Bishnoi: An Eco-Theological "New Religious Movement" In The Indian Desert Metadata

Metadata describes a digital item, providing (if known) such information as creator, publisher, contents, size, relationship to other resources, and more. Metadata may also contain "preservation" components that help us to maintain the integrity of digital files over time.

Title

  • Main Title Bishnoi: An Eco-Theological "New Religious Movement" In The Indian Desert

Creator

  • Author: Jain, Pankaj
    Creator Type: Personal
    Creator Info: University of North Texas

Publisher

  • Name: A. Deepak Publishing
    Place of Publication: [Hampton, Virginia]

Date

  • Creation: 2010-08

Language

  • English

Description

  • Content Description: Article discussing research on the Bishnois and an eco-theological "new religious movement" in the indian desert.
  • Physical Description: 20 p.

Subject

  • Keyword: Bishnois
  • Keyword: ecology
  • Keyword: Hinduism
  • Keyword: Muslim
  • Keyword: Islam

Source

  • Journal: Journal of Vaishnava Studies, 2010, Hampton: A. Deepak Publishing, pp. 1-20

Citation

  • Publication Title: Journal of Vaishnava Studies
  • Volume: 19
  • Issue: 1
  • Page Start: 1
  • Page End: 20
  • Peer Reviewed: True

Collection

  • Name: UNT Scholarly Works
    Code: UNTSW

Institution

  • Name: UNT College of Public Affairs and Community Service
    Code: UNTCPA

Rights

  • Rights Access: public

Resource Type

  • Article

Format

  • Text

Identifier

  • Archival Resource Key: ark:/67531/metadc29807

Degree

  • Academic Department: Anthropology

Note

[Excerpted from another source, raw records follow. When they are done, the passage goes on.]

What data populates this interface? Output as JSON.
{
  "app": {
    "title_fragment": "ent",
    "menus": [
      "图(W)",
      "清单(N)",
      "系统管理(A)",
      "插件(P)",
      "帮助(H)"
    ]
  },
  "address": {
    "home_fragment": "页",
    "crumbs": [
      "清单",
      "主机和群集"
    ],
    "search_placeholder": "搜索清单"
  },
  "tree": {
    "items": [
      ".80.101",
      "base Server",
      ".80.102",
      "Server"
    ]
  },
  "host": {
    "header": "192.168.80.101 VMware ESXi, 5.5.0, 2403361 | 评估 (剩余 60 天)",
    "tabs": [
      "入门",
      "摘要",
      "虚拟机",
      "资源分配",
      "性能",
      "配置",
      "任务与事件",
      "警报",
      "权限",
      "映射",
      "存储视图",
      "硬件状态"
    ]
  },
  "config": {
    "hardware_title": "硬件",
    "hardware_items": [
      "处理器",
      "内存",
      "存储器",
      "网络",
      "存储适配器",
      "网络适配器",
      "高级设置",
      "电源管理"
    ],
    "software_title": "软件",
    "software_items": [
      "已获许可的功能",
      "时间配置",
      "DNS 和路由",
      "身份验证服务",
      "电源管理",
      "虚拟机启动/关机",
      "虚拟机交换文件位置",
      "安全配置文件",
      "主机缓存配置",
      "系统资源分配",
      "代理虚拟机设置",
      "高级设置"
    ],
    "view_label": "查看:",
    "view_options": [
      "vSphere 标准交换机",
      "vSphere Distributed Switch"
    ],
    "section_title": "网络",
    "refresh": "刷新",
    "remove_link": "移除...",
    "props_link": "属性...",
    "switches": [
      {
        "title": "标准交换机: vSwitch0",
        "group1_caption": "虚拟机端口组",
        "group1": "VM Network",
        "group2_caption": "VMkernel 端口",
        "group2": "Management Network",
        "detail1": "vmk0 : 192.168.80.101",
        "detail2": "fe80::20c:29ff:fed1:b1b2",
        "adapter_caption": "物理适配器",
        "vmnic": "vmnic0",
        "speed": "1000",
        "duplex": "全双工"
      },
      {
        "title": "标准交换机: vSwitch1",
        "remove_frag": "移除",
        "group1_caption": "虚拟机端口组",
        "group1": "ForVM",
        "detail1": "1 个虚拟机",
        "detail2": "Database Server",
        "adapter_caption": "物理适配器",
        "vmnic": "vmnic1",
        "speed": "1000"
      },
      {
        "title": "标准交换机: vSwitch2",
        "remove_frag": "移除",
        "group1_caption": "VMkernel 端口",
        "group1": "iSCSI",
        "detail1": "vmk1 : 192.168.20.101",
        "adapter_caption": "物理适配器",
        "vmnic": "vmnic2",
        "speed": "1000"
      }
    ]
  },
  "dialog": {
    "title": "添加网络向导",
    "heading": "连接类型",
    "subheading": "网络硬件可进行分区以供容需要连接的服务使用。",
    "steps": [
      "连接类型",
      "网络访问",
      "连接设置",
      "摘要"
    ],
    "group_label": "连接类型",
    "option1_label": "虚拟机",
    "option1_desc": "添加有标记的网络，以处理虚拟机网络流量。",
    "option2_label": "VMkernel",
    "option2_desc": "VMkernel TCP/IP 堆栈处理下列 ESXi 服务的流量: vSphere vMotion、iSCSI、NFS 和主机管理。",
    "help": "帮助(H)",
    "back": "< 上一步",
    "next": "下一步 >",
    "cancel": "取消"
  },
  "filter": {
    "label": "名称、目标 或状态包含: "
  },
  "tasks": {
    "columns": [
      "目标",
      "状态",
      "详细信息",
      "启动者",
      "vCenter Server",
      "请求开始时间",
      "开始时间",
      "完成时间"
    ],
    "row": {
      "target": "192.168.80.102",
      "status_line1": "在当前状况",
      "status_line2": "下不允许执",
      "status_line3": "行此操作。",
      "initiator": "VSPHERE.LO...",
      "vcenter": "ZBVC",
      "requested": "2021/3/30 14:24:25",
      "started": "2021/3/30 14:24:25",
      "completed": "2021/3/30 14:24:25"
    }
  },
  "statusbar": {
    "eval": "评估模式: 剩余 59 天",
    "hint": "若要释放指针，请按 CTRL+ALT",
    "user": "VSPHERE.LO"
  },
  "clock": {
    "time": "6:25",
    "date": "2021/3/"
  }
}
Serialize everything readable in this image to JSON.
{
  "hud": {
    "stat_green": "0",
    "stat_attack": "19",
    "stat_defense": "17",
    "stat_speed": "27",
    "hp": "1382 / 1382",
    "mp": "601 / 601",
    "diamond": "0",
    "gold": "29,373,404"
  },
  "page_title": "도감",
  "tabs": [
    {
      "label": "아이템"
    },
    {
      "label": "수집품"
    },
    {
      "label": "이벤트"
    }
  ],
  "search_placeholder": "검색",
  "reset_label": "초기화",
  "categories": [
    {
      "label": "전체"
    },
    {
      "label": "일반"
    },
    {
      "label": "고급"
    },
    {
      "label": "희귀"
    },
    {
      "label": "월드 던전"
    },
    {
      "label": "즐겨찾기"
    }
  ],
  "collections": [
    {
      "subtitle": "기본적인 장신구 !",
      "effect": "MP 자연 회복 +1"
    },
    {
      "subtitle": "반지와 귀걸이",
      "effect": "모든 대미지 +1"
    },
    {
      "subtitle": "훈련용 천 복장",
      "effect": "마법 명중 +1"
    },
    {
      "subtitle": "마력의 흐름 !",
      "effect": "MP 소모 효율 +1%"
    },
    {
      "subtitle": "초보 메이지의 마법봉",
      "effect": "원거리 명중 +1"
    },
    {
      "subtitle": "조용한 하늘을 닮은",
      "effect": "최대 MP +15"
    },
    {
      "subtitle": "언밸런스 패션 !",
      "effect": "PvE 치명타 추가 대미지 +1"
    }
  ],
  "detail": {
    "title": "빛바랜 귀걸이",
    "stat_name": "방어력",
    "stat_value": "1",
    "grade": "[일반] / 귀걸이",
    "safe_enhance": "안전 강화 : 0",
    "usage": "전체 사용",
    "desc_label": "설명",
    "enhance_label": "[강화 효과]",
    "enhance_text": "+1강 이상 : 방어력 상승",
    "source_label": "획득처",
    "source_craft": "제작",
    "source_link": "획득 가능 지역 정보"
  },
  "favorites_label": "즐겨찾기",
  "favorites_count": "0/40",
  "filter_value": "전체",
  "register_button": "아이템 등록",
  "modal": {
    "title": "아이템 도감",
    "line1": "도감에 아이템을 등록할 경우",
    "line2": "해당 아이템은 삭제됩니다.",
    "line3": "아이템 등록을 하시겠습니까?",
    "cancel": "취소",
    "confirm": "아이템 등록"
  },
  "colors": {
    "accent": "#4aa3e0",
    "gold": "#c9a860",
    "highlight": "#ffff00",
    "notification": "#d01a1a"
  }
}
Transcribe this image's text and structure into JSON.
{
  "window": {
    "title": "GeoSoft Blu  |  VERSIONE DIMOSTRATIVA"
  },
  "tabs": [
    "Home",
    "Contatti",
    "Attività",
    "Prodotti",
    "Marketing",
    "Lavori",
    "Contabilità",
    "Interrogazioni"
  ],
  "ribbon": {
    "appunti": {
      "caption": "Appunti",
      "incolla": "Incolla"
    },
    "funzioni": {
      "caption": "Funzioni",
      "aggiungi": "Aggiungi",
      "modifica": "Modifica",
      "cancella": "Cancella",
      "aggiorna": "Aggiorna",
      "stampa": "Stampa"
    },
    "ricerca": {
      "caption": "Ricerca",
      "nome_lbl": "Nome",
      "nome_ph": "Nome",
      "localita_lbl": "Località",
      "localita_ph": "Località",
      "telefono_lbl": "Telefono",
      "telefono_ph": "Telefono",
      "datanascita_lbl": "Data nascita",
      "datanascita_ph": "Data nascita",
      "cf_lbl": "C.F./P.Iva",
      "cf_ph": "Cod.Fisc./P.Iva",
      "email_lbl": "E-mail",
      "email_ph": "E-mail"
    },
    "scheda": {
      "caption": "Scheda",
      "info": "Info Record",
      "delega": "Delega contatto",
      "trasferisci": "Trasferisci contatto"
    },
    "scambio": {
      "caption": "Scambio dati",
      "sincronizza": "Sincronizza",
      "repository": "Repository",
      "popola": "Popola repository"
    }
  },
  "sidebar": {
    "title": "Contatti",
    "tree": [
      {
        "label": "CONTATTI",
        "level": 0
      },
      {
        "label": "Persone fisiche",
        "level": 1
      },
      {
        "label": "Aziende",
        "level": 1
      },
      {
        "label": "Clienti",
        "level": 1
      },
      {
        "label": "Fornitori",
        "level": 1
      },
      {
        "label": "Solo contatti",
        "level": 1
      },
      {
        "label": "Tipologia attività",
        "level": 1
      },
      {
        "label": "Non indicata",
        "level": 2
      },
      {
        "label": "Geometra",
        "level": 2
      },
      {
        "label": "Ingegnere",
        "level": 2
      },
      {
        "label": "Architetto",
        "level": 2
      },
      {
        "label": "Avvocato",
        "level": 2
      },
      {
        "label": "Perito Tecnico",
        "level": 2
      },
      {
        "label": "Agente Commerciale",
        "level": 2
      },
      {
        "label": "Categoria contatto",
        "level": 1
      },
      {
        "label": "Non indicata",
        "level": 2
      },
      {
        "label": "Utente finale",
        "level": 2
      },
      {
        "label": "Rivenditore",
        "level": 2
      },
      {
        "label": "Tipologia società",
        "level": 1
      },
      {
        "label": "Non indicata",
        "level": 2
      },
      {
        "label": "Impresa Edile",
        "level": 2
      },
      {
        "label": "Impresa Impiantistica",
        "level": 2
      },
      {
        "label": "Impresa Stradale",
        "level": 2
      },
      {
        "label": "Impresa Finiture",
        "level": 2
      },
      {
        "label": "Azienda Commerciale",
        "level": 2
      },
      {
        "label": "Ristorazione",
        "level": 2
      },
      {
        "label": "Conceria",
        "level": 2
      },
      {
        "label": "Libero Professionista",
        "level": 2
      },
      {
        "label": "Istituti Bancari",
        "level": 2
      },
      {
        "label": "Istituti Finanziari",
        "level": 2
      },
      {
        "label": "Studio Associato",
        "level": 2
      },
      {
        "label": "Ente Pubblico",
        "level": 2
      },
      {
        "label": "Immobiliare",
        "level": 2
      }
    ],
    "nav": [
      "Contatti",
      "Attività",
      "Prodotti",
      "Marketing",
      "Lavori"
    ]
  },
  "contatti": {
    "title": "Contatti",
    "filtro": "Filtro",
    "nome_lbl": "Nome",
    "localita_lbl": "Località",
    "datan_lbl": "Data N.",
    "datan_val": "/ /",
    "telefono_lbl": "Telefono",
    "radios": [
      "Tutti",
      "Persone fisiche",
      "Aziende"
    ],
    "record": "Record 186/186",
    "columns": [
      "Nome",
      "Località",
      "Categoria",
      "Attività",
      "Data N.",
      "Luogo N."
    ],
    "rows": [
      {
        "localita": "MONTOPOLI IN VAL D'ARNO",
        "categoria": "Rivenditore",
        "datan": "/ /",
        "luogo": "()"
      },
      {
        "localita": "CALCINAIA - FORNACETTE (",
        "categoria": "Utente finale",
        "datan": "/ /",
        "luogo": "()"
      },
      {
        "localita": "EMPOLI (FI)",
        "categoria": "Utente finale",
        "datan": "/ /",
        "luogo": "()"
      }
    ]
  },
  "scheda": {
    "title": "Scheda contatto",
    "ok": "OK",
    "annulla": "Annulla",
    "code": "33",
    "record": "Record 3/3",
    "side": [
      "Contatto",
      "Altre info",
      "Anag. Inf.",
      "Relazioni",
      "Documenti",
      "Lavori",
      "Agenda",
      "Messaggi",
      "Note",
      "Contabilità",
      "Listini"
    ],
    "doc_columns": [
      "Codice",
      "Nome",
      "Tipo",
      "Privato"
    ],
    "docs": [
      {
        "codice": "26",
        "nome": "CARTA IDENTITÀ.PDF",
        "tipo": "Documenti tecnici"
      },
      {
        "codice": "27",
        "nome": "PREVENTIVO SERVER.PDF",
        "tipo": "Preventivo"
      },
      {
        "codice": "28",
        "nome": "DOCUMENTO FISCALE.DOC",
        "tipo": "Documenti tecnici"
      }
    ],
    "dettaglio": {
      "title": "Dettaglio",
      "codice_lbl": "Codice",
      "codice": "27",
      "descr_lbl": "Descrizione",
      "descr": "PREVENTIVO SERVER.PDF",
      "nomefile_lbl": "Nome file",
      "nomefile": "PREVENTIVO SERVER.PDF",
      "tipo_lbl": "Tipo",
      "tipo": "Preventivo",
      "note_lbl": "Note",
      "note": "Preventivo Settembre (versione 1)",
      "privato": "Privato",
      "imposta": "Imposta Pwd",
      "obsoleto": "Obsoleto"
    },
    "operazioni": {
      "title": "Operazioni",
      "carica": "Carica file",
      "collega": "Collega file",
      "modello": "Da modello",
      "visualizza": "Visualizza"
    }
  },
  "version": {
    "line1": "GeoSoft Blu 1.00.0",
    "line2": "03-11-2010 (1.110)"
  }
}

  • Display Note: Abstract: Although Rajasthan is the "desert" state in the North West of India, it has been a fertile ground for interreligious interactions for the last several centuries, welcoming or battling the new groups entering South Asia. This article presents the author's fieldwork done with the Bishnois, a Rajasthani community that transcends the boundaries of Hinduism and Islam. Although Bishnois are now considered a caste-group within the Hindu community, they were classified with Muslims in 1891 Census of Marwar. The author notes that despite the several common elements of Hindu and Muslim practices and ideas in this community, at present the Bishnois reject any connection with Islam. The article concludes that this "Hinduization" can be contextualized with similar process taking place with several other "liminal" communities.